The highlight of the weekend would have to be the Service Park…a place totally unimaginable to the regular punter in Formula One where only film stars and big wigs get to within a meter of the vehicles in question. Anyone can wander through the Service Park and we took the opportunity on Saturday night as the wild beasts were being herded in one by one from the recently finished night stage. The cars had started five minutes apart due to hanging dust severely affecting the visibility and they trickled in gradually, engines grumbling about the pedestrian pace, as they languidly found their way home.

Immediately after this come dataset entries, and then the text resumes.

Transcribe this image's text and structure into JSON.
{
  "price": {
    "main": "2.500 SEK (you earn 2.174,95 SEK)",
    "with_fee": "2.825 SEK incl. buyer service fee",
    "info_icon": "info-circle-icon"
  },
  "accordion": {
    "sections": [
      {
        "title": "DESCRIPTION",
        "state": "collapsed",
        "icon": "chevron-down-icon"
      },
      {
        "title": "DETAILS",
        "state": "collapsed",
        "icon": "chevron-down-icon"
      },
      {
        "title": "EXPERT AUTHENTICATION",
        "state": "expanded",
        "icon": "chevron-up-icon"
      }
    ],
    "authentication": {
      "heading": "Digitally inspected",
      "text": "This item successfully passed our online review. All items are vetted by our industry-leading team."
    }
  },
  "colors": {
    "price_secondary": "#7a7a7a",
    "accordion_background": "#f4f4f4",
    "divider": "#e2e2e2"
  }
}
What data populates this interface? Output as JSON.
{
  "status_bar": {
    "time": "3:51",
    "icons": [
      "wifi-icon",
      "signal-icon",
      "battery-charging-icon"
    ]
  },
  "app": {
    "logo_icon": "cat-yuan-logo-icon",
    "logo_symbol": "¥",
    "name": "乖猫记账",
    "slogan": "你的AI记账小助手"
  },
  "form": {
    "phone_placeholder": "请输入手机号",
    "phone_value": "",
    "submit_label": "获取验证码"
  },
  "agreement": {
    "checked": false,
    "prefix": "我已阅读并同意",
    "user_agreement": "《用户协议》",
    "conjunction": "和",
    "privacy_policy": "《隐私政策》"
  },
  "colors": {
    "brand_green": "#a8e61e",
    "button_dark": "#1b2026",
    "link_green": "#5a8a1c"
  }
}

Thierry Neuville emerged from his car and waved to the waiting throng surrounding his service area before heading off to debrief with his race engineer. With only 45 minutes to prepare the car the five mechanics worked with clockwork precision to strip down and reassemble the car. It was then driven, reluctantly and complaining all the way, to be locked up until the next day when it would once again be released from its cage and allowed to run wild and free through the countryside.
Rally driving can’t hope to compete with the excitement of the high speed wheel to wheel action that we encounter in Formula One. What it does give us is a glimpse back into the past…when things were simpler and less controlled. A time when Formula One cars competed on narrow, obstacle ridden circuits. A time when spectators could stand meters from the track, the only thing stopping them getting closer being their sense of self-preservation. A time when anyone could wander into the paddock and observe the drivers, the cars, and the mechanics at their work. There isn’t much to gain from longing for the olden days, but it was nice to catch a small glimpse of what it just might have been like.
Graham Clayton said:
It brings back memories of when I attended Rally Australia in Perth back in 1993, 1994 and 1995. As well as the service park, the other place where you could get close to the cars was the pre-rally scrutineering. I remember seeing one of the ‘555’ Subaru Impreza WRXs parked just outside of the main bay after scrutineering, and getting down on my back to take a picture of the rear axle with the scrutineers tag/seal attached to it! As well as the cars, the other impressive feature were the works teams putting out for inspection all of the spare turbo units, gearboxes and other mechanical units. The poor privateers looked on with envy at all of these spare parts.
jennie mowbray said:
Thanks Graham! Being able to see Colin McRae drive the Subaru 555 would have been unforgettable…
It certainly was!